Fourth, there may be considerable heterogeneity in associations of family structure transitions and states with children’s behavior and achievement trajectories that was obscured in our analyses. Perhaps most notably, the associations of interest may differ by marital status in two-parent families (Brown, 2006). To address this issue we estimated supplemental versions of model 4 in Table 5 (results not shown), in which we defined family structure states and transitions such that they accounted for marital status among children living with two (biological or social) parents. We found no significant differences by marital status for any of the family structure states or transitions; yet, in our sample most two-parent families—both biological and social—were married. Thus, it is likely that the cell sizes for these analyses were too small to produce precise estimates. Future research will benefit from analyses that are better able to separate the influence of family structure states and transitions on children’s wellbeing trajectories while also accounting for differences by marital status.

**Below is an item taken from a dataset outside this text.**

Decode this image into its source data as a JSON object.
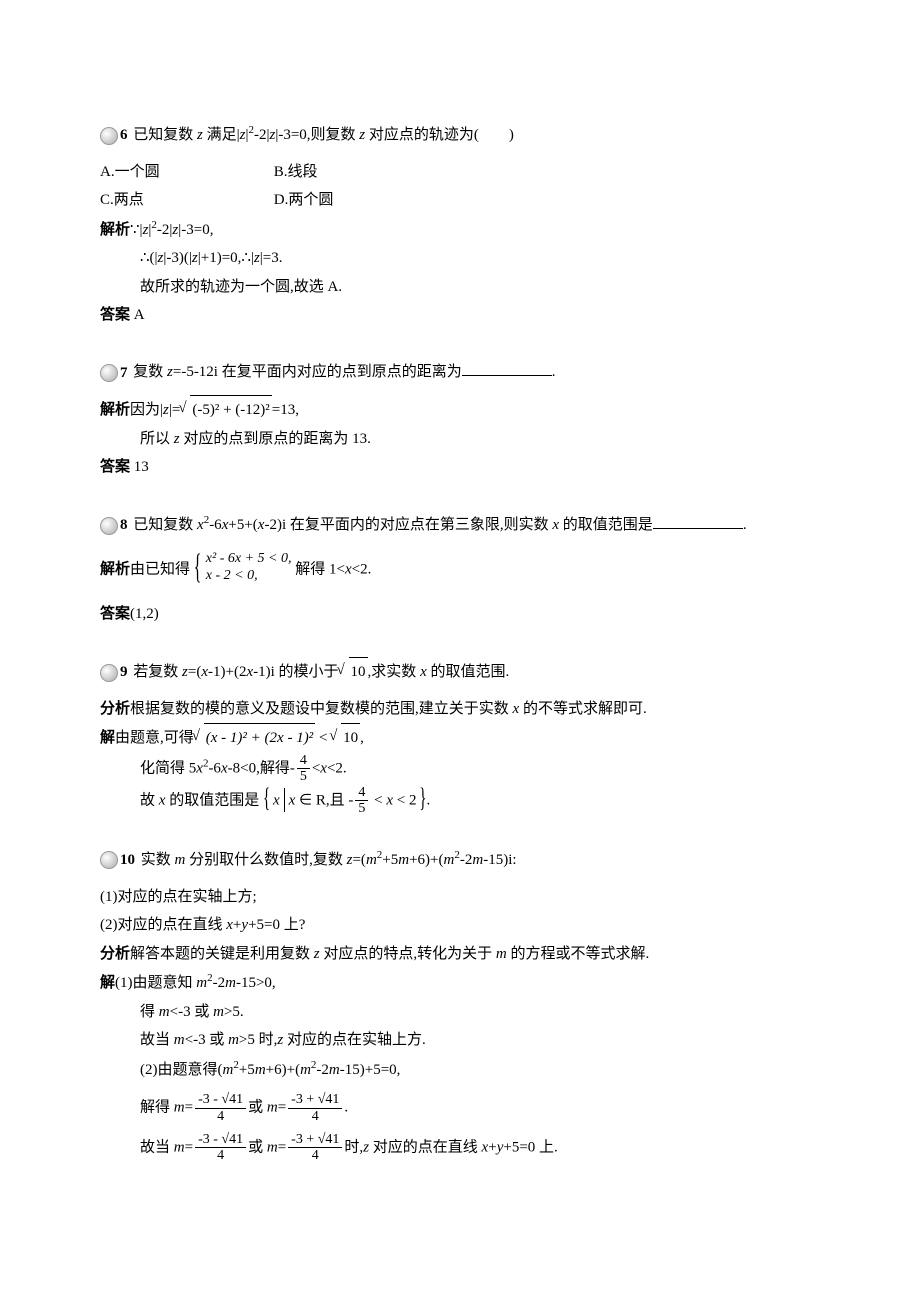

Other sources of heterogeneity are also likely to be important. Associations may be weaker or stronger across families with differing levels of conflict, by whether children are co-residing with grandparents, for different racial and ethnic groups, or by child gender (DeLeire & Kalil, 2002; Dunifon & Kowaleski-Jones, 2002; Hetherington et al., 1992; Hill, Yeung, & Duncan, 2001). Our analyses are silent in this regard.

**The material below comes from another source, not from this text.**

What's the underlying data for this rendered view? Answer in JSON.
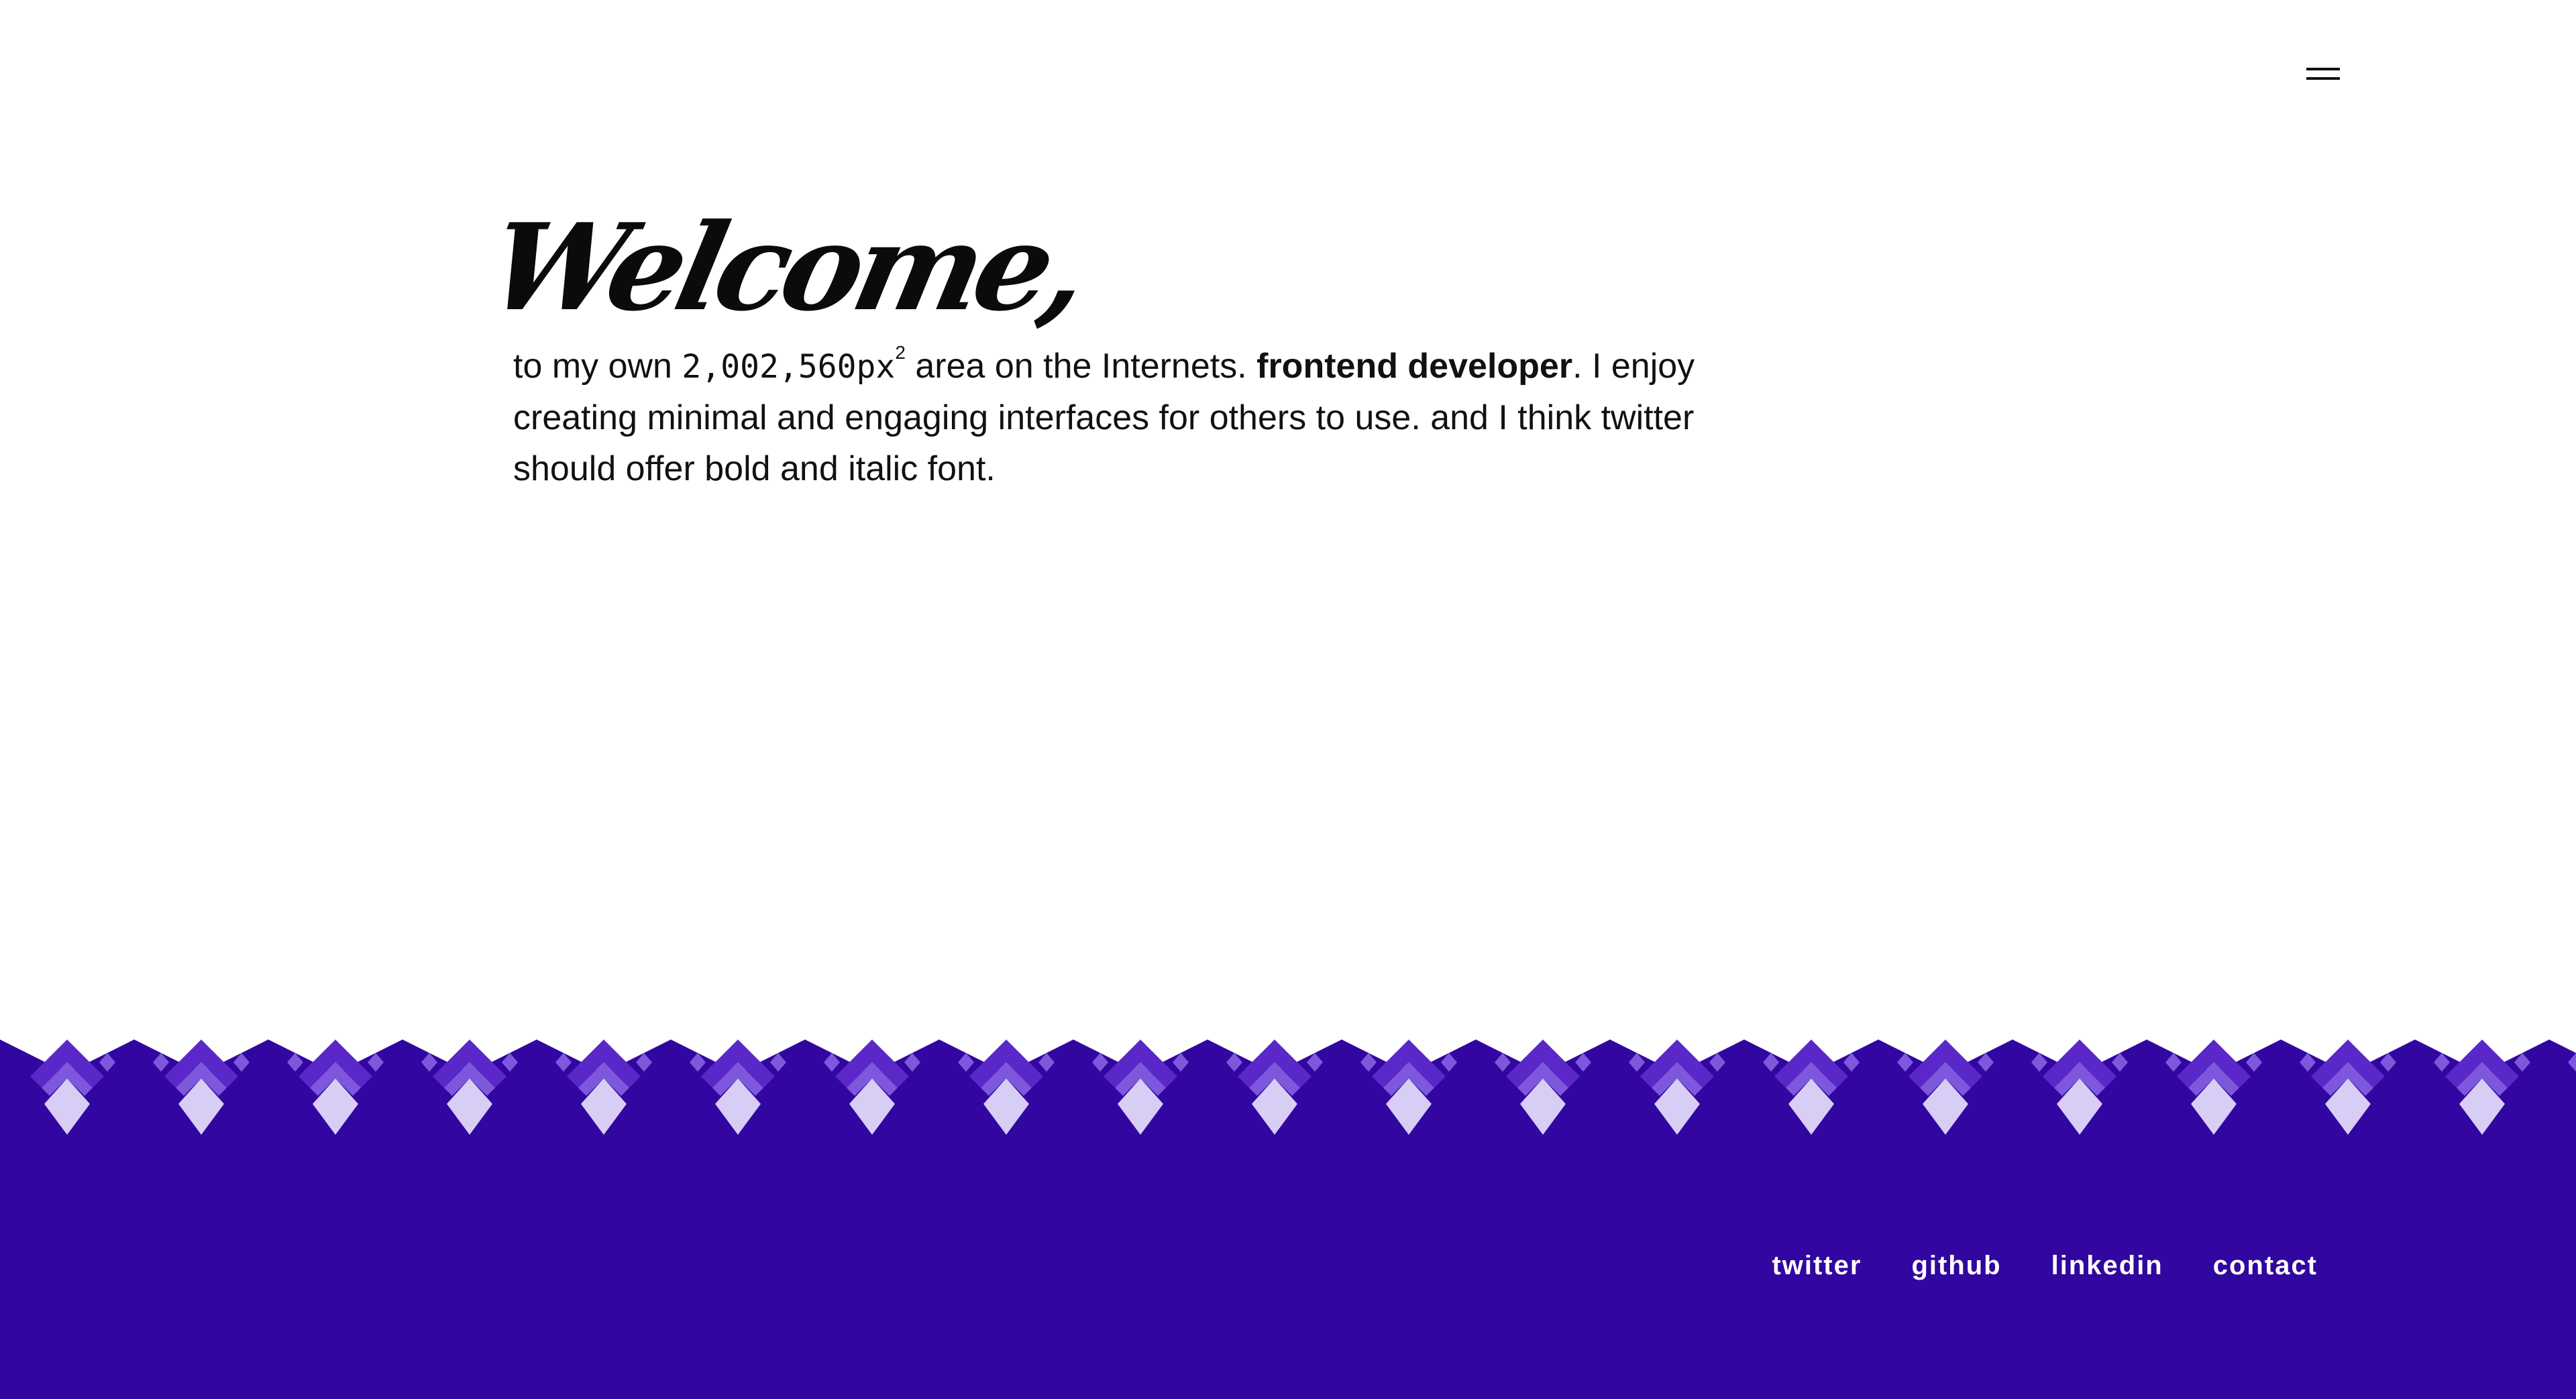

Finally, we operationalized family structure transitions as occurring at any point over a six-year period during which sample children were between the ages of 6 and 12. As such, our estimates represent the average effect of each family structure transition on child behavior or achievement over this entire time period. They may therefore understate the short-term effects of such transitions if the associations fade over time.

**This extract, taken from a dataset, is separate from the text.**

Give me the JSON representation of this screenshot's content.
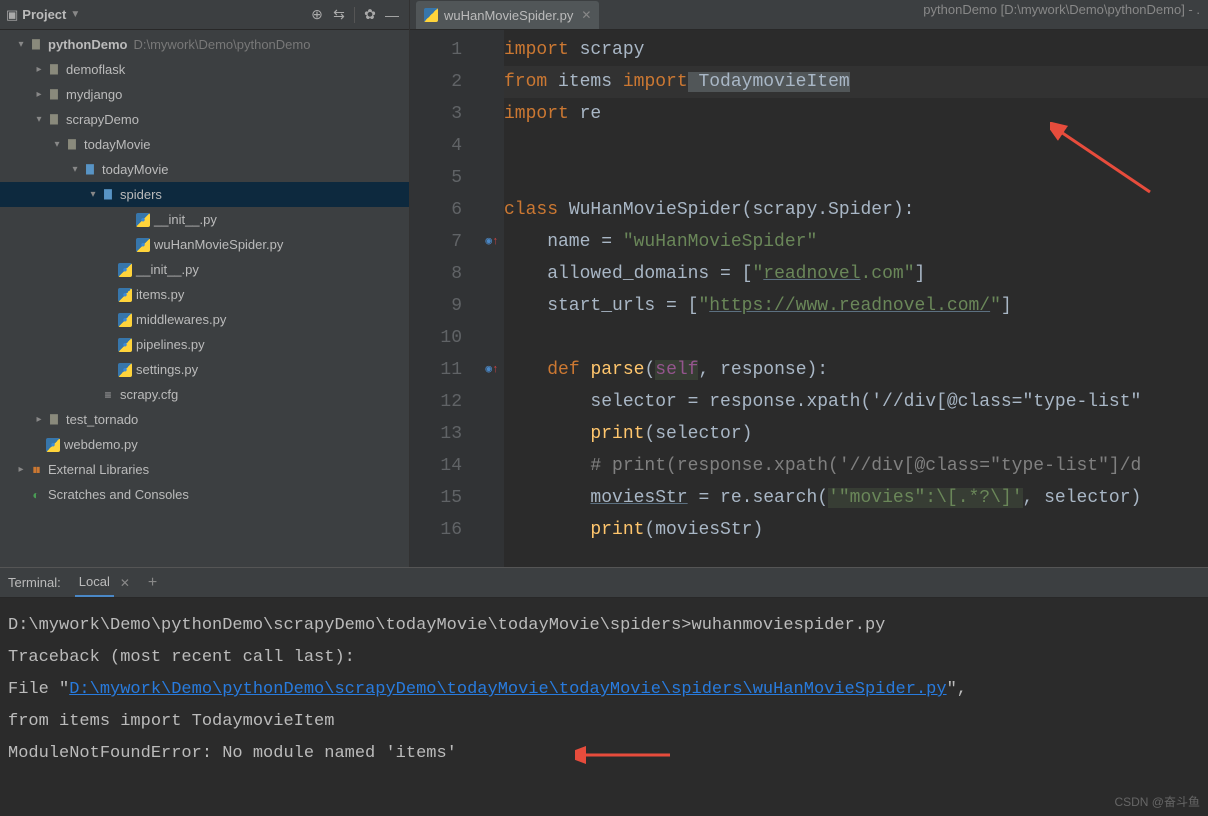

Although our results must be viewed with caution in light of these limitations, they suggest that residence in single-mother and social-father families, as well as transitions to single-mother families, are associated with relatively small increases in children’s behavior problems and, to a lesser extent, declines in achievement. Prior research suggests that economic resources, parenting quality, and stress for children and parents are likely to be the intervening processes through which these effects are initiated. However, additional research focusing on the mechanisms through which family structure affects children is necessary in order to design appropriate interventions and policies to promote child wellbeing in single-mother and social-father families.
This research was supported by funding from the National Poverty Center at the University of Michigan’s Small Grants Program and NICHD grant K01 HD054421. We thank Robert Schoeni, Matt Stagner, and seminar participants at the National Poverty Center and the Institute for Research on Poverty for excellent comments and suggestions on earlier drafts of this paper.
Katherine Magnuson, Assistant Professor of Social Work, Faculty Affiliate, Institute for Research on Poverty, University of Wisconsin—Madison, 1350 University Avenue, Madison, WI 53706, 608-263-4812.
Lawrence M. Berger, Assistant Professor of Social Work, Faculty Affiliate, Institute for Research on Poverty, University of Wisconsin—Madison, 1350 University Avenue, Madison, WI 53706, 608-263-6332.